> Exercise goal: Where a line holds the word "JSON", copy that line from the data below.

> Records provided:
________________
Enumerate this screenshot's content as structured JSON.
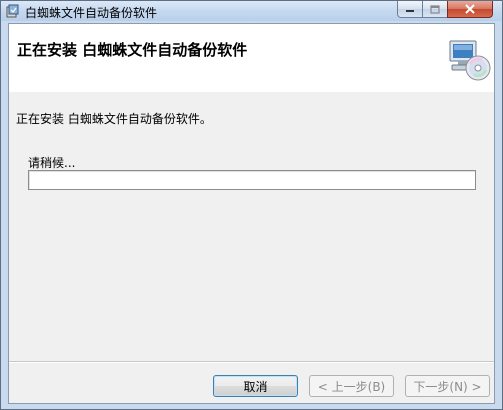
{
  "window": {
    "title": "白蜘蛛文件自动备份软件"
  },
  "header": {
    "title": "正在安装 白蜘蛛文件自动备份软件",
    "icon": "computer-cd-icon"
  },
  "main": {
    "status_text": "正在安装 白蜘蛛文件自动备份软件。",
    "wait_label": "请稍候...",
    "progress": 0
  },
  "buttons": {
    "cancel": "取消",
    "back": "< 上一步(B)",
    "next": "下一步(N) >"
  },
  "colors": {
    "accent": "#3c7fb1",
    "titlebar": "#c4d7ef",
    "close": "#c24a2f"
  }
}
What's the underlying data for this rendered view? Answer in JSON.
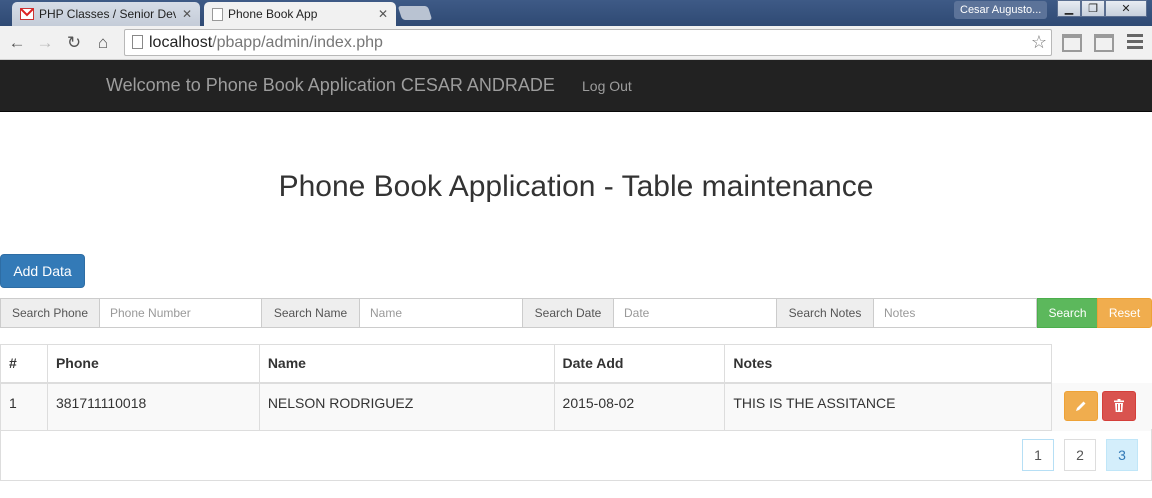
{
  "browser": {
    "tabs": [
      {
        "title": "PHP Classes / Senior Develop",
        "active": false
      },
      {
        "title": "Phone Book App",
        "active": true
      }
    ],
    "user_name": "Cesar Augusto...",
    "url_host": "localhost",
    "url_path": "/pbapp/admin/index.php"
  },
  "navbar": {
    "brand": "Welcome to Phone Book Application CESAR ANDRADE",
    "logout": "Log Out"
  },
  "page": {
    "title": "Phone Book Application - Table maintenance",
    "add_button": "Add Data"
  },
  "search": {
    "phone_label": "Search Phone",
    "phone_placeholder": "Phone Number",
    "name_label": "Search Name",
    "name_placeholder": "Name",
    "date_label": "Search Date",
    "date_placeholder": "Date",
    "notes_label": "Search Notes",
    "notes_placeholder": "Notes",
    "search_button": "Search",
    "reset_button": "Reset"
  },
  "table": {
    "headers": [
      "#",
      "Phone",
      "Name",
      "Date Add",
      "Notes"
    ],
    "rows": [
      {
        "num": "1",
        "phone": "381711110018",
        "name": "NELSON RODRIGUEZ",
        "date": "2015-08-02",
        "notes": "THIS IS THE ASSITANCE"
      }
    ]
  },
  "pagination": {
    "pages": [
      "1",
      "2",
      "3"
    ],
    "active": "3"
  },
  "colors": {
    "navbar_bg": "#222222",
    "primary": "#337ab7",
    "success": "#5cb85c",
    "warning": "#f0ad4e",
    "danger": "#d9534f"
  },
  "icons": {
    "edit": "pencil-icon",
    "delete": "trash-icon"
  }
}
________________
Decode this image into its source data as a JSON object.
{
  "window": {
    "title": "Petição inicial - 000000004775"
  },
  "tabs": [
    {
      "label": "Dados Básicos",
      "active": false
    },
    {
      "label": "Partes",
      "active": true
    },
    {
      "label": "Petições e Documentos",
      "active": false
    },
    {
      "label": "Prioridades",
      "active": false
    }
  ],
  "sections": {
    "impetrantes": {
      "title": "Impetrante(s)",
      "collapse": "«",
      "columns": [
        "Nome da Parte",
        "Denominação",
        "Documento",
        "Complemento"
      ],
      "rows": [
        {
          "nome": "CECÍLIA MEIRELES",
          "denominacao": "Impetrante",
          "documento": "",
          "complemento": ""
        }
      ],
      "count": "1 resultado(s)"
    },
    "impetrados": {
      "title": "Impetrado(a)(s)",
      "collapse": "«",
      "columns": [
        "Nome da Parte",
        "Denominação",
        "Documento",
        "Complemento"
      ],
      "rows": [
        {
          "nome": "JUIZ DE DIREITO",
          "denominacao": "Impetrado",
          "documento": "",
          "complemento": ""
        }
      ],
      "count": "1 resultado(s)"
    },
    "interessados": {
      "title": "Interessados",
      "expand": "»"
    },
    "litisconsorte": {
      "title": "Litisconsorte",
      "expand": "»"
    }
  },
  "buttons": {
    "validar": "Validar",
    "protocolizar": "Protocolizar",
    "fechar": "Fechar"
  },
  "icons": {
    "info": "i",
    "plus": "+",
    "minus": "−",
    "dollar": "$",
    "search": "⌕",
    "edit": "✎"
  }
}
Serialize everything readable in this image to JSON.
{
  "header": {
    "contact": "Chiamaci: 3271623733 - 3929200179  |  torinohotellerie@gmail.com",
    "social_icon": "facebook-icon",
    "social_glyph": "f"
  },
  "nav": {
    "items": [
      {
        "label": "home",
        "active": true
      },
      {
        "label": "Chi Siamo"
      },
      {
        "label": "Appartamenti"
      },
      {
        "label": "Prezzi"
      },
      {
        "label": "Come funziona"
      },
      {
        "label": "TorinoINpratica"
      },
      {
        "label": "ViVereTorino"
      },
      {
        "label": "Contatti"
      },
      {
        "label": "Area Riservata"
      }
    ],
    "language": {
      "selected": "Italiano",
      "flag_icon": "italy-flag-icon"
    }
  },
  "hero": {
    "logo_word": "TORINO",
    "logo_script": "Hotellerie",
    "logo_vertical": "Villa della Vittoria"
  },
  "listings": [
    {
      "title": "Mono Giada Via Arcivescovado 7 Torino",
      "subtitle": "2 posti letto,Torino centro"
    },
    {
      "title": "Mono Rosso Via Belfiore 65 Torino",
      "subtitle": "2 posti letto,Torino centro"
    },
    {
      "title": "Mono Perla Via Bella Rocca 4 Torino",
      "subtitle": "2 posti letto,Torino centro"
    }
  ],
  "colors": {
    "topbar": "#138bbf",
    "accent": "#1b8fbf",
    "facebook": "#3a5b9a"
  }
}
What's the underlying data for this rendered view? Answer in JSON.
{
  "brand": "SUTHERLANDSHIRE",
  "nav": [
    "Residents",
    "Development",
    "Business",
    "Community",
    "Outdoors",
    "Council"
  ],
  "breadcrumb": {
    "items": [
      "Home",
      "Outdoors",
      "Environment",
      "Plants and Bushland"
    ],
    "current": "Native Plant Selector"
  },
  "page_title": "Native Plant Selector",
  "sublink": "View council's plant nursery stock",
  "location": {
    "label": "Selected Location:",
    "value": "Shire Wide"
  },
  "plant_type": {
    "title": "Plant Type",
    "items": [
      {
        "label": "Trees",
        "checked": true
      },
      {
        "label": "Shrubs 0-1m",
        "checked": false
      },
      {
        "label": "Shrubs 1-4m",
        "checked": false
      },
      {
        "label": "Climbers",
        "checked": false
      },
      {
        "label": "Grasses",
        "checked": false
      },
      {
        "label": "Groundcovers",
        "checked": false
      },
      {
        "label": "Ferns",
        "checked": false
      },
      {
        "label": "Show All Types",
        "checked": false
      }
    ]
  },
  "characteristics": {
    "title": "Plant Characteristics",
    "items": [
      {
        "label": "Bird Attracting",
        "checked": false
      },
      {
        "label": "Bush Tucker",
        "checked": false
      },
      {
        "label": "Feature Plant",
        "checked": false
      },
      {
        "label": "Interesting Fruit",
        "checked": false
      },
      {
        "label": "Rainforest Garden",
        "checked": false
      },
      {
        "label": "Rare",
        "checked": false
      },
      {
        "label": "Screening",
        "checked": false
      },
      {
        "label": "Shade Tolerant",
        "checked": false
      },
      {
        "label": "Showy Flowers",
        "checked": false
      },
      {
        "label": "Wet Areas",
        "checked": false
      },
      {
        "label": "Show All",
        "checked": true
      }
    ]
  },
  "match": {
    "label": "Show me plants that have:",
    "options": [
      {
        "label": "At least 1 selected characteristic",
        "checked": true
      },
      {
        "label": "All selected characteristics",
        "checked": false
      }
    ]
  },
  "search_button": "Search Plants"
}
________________
> Result for this exercise:
Enumerate this screenshot's content as structured JSON.
What's the underlying data for this rendered view? Answer in JSON.
Decode this image into its source data as a JSON object.
Serialize everything readable in this image to JSON.
What's the underlying data for this rendered view? Answer in JSON.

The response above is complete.